* **About this task**
Write back every entry exactly as it reads, with the pictures left behind.

[Collected data entries]
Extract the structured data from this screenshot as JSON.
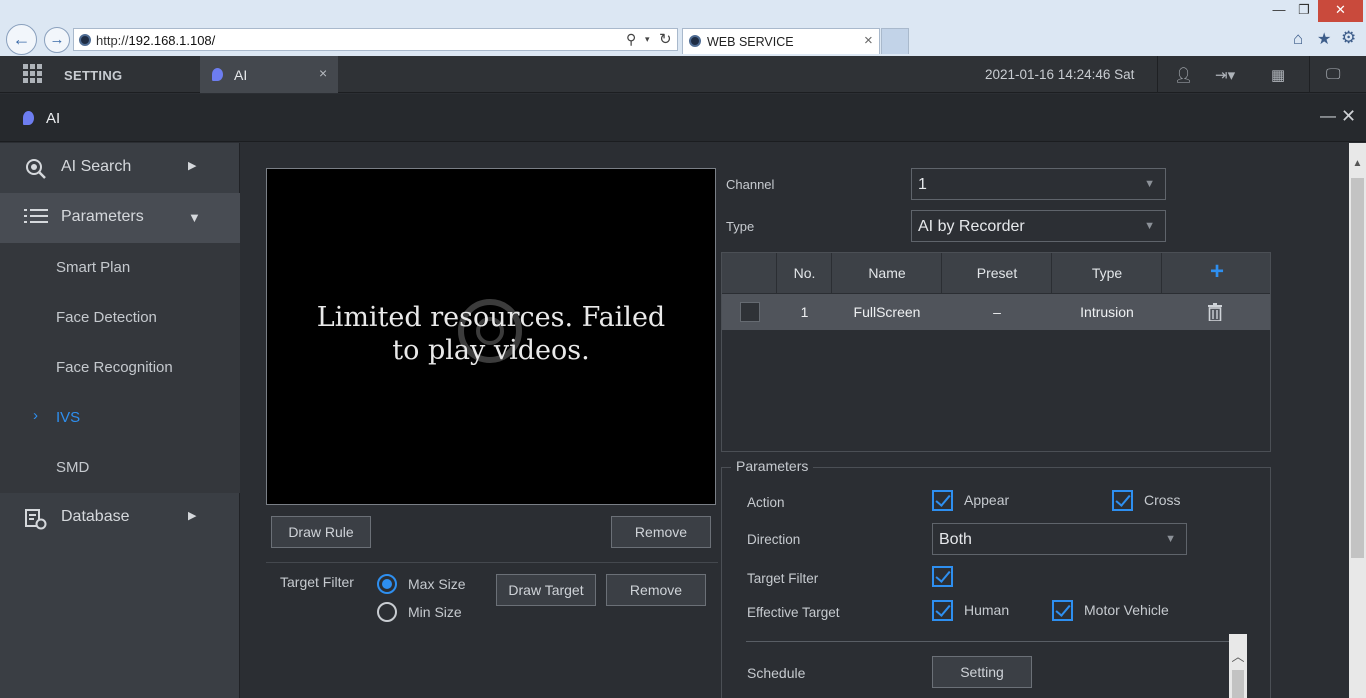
{
  "browser": {
    "url_prefix": "http://",
    "url_host": "192.168.1.108/",
    "tab_title": "WEB SERVICE",
    "tab_close": "×"
  },
  "app_bar": {
    "setting_label": "SETTING",
    "tab_label": "AI",
    "tab_close": "×",
    "datetime": "2021-01-16 14:24:46 Sat"
  },
  "window": {
    "title": "AI",
    "minimize": "—",
    "close": "✕"
  },
  "sidebar": {
    "ai_search": "AI Search",
    "parameters": "Parameters",
    "sub_items": [
      "Smart Plan",
      "Face Detection",
      "Face Recognition",
      "IVS",
      "SMD"
    ],
    "database": "Database",
    "active_item": "IVS",
    "ivs_marker": "›"
  },
  "video": {
    "message_line1": "Limited resources. Failed",
    "message_line2": "to play videos."
  },
  "buttons": {
    "draw_rule": "Draw Rule",
    "remove_rule": "Remove",
    "draw_target": "Draw Target",
    "remove_target": "Remove",
    "schedule_setting": "Setting"
  },
  "target_filter": {
    "label": "Target Filter",
    "options": [
      "Max Size",
      "Min Size"
    ],
    "selected": "Max Size"
  },
  "form": {
    "channel_label": "Channel",
    "channel_value": "1",
    "type_label": "Type",
    "type_value": "AI by Recorder"
  },
  "table": {
    "headers": [
      "No.",
      "Name",
      "Preset",
      "Type"
    ],
    "add_symbol": "+",
    "rows": [
      {
        "no": "1",
        "name": "FullScreen",
        "preset": "–",
        "type": "Intrusion",
        "checked": false
      }
    ]
  },
  "parameters": {
    "legend": "Parameters",
    "action_label": "Action",
    "action_options": [
      {
        "label": "Appear",
        "checked": true
      },
      {
        "label": "Cross",
        "checked": true
      }
    ],
    "direction_label": "Direction",
    "direction_value": "Both",
    "target_filter_label": "Target Filter",
    "target_filter_checked": true,
    "effective_target_label": "Effective Target",
    "effective_targets": [
      {
        "label": "Human",
        "checked": true
      },
      {
        "label": "Motor Vehicle",
        "checked": true
      }
    ],
    "schedule_label": "Schedule"
  },
  "colors": {
    "accent": "#2e8ff0",
    "background": "#2b2e33",
    "sidebar": "#3a3e44"
  }
}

* **Response below**
Extract the structured data from this screenshot as JSON.
{
  "browser": {
    "url_prefix": "http://",
    "url_host": "192.168.1.108/",
    "tab_title": "WEB SERVICE",
    "tab_close": "×"
  },
  "app_bar": {
    "setting_label": "SETTING",
    "tab_label": "AI",
    "tab_close": "×",
    "datetime": "2021-01-16 14:24:46 Sat"
  },
  "window": {
    "title": "AI",
    "minimize": "—",
    "close": "✕"
  },
  "sidebar": {
    "ai_search": "AI Search",
    "parameters": "Parameters",
    "sub_items": [
      "Smart Plan",
      "Face Detection",
      "Face Recognition",
      "IVS",
      "SMD"
    ],
    "database": "Database",
    "active_item": "IVS",
    "ivs_marker": "›"
  },
  "video": {
    "message_line1": "Limited resources. Failed",
    "message_line2": "to play videos."
  },
  "buttons": {
    "draw_rule": "Draw Rule",
    "remove_rule": "Remove",
    "draw_target": "Draw Target",
    "remove_target": "Remove",
    "schedule_setting": "Setting"
  },
  "target_filter": {
    "label": "Target Filter",
    "options": [
      "Max Size",
      "Min Size"
    ],
    "selected": "Max Size"
  },
  "form": {
    "channel_label": "Channel",
    "channel_value": "1",
    "type_label": "Type",
    "type_value": "AI by Recorder"
  },
  "table": {
    "headers": [
      "No.",
      "Name",
      "Preset",
      "Type"
    ],
    "add_symbol": "+",
    "rows": [
      {
        "no": "1",
        "name": "FullScreen",
        "preset": "–",
        "type": "Intrusion",
        "checked": false
      }
    ]
  },
  "parameters": {
    "legend": "Parameters",
    "action_label": "Action",
    "action_options": [
      {
        "label": "Appear",
        "checked": true
      },
      {
        "label": "Cross",
        "checked": true
      }
    ],
    "direction_label": "Direction",
    "direction_value": "Both",
    "target_filter_label": "Target Filter",
    "target_filter_checked": true,
    "effective_target_label": "Effective Target",
    "effective_targets": [
      {
        "label": "Human",
        "checked": true
      },
      {
        "label": "Motor Vehicle",
        "checked": true
      }
    ],
    "schedule_label": "Schedule"
  },
  "colors": {
    "accent": "#2e8ff0",
    "background": "#2b2e33",
    "sidebar": "#3a3e44"
  }
}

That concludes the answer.